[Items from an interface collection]

#####

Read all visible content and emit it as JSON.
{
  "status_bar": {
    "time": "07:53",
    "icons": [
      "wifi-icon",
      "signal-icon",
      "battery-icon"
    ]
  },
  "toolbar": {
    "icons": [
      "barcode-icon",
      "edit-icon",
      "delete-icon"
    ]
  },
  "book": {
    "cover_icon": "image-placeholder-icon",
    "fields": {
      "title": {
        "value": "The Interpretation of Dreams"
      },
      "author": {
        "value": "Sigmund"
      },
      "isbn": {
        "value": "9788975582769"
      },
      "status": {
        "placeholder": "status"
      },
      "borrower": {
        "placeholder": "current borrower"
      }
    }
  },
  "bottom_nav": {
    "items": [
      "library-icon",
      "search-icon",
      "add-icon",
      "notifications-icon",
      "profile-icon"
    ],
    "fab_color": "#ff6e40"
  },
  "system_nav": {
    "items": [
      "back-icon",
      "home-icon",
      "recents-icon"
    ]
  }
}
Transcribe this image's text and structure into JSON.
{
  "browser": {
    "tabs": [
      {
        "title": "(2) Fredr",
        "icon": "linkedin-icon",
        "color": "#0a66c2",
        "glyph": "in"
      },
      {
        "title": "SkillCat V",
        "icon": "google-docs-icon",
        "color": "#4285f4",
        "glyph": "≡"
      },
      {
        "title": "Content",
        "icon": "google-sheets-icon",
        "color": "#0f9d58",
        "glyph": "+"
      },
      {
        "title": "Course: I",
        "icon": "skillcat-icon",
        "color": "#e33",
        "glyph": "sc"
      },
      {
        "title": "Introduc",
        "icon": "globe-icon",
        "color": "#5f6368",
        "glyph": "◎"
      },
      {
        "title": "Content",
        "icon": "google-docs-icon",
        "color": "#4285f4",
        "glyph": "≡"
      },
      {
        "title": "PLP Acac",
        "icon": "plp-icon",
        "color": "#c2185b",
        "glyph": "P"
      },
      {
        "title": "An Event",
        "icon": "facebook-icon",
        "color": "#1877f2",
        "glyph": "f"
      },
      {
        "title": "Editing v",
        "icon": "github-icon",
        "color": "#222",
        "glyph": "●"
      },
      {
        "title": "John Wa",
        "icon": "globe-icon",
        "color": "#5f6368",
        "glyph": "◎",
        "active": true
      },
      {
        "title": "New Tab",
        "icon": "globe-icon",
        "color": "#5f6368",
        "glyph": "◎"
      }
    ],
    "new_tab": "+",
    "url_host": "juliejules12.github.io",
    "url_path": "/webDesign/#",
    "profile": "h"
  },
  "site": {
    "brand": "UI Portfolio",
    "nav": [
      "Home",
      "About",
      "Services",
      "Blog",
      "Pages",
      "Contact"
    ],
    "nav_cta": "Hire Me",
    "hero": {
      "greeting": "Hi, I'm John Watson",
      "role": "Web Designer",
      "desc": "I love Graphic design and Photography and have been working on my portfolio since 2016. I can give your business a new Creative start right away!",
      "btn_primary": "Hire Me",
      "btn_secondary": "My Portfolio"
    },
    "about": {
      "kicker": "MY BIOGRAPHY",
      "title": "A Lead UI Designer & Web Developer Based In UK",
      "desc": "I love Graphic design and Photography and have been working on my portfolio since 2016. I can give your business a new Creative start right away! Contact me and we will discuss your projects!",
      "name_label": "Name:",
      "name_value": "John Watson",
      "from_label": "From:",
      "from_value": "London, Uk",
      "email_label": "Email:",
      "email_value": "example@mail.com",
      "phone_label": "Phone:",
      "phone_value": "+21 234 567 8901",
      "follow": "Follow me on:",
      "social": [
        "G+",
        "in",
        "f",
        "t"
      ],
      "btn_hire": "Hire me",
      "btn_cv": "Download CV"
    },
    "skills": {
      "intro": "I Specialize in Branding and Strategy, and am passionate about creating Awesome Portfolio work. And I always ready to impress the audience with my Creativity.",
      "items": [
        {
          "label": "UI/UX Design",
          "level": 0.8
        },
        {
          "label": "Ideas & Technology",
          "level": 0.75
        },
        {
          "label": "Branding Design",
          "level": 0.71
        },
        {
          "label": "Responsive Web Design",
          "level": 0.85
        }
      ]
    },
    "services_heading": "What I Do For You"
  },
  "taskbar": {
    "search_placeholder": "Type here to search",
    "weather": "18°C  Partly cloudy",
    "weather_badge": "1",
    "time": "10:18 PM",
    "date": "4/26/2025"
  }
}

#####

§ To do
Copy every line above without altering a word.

§ Output
Read all visible content and emit it as JSON.
{
  "status_bar": {
    "time": "07:53",
    "icons": [
      "wifi-icon",
      "signal-icon",
      "battery-icon"
    ]
  },
  "toolbar": {
    "icons": [
      "barcode-icon",
      "edit-icon",
      "delete-icon"
    ]
  },
  "book": {
    "cover_icon": "image-placeholder-icon",
    "fields": {
      "title": {
        "value": "The Interpretation of Dreams"
      },
      "author": {
        "value": "Sigmund"
      },
      "isbn": {
        "value": "9788975582769"
      },
      "status": {
        "placeholder": "status"
      },
      "borrower": {
        "placeholder": "current borrower"
      }
    }
  },
  "bottom_nav": {
    "items": [
      "library-icon",
      "search-icon",
      "add-icon",
      "notifications-icon",
      "profile-icon"
    ],
    "fab_color": "#ff6e40"
  },
  "system_nav": {
    "items": [
      "back-icon",
      "home-icon",
      "recents-icon"
    ]
  }
}
Transcribe this image's text and structure into JSON.
{
  "browser": {
    "tabs": [
      {
        "title": "(2) Fredr",
        "icon": "linkedin-icon",
        "color": "#0a66c2",
        "glyph": "in"
      },
      {
        "title": "SkillCat V",
        "icon": "google-docs-icon",
        "color": "#4285f4",
        "glyph": "≡"
      },
      {
        "title": "Content",
        "icon": "google-sheets-icon",
        "color": "#0f9d58",
        "glyph": "+"
      },
      {
        "title": "Course: I",
        "icon": "skillcat-icon",
        "color": "#e33",
        "glyph": "sc"
      },
      {
        "title": "Introduc",
        "icon": "globe-icon",
        "color": "#5f6368",
        "glyph": "◎"
      },
      {
        "title": "Content",
        "icon": "google-docs-icon",
        "color": "#4285f4",
        "glyph": "≡"
      },
      {
        "title": "PLP Acac",
        "icon": "plp-icon",
        "color": "#c2185b",
        "glyph": "P"
      },
      {
        "title": "An Event",
        "icon": "facebook-icon",
        "color": "#1877f2",
        "glyph": "f"
      },
      {
        "title": "Editing v",
        "icon": "github-icon",
        "color": "#222",
        "glyph": "●"
      },
      {
        "title": "John Wa",
        "icon": "globe-icon",
        "color": "#5f6368",
        "glyph": "◎",
        "active": true
      },
      {
        "title": "New Tab",
        "icon": "globe-icon",
        "color": "#5f6368",
        "glyph": "◎"
      }
    ],
    "new_tab": "+",
    "url_host": "juliejules12.github.io",
    "url_path": "/webDesign/#",
    "profile": "h"
  },
  "site": {
    "brand": "UI Portfolio",
    "nav": [
      "Home",
      "About",
      "Services",
      "Blog",
      "Pages",
      "Contact"
    ],
    "nav_cta": "Hire Me",
    "hero": {
      "greeting": "Hi, I'm John Watson",
      "role": "Web Designer",
      "desc": "I love Graphic design and Photography and have been working on my portfolio since 2016. I can give your business a new Creative start right away!",
      "btn_primary": "Hire Me",
      "btn_secondary": "My Portfolio"
    },
    "about": {
      "kicker": "MY BIOGRAPHY",
      "title": "A Lead UI Designer & Web Developer Based In UK",
      "desc": "I love Graphic design and Photography and have been working on my portfolio since 2016. I can give your business a new Creative start right away! Contact me and we will discuss your projects!",
      "name_label": "Name:",
      "name_value": "John Watson",
      "from_label": "From:",
      "from_value": "London, Uk",
      "email_label": "Email:",
      "email_value": "example@mail.com",
      "phone_label": "Phone:",
      "phone_value": "+21 234 567 8901",
      "follow": "Follow me on:",
      "social": [
        "G+",
        "in",
        "f",
        "t"
      ],
      "btn_hire": "Hire me",
      "btn_cv": "Download CV"
    },
    "skills": {
      "intro": "I Specialize in Branding and Strategy, and am passionate about creating Awesome Portfolio work. And I always ready to impress the audience with my Creativity.",
      "items": [
        {
          "label": "UI/UX Design",
          "level": 0.8
        },
        {
          "label": "Ideas & Technology",
          "level": 0.75
        },
        {
          "label": "Branding Design",
          "level": 0.71
        },
        {
          "label": "Responsive Web Design",
          "level": 0.85
        }
      ]
    },
    "services_heading": "What I Do For You"
  },
  "taskbar": {
    "search_placeholder": "Type here to search",
    "weather": "18°C  Partly cloudy",
    "weather_badge": "1",
    "time": "10:18 PM",
    "date": "4/26/2025"
  }
}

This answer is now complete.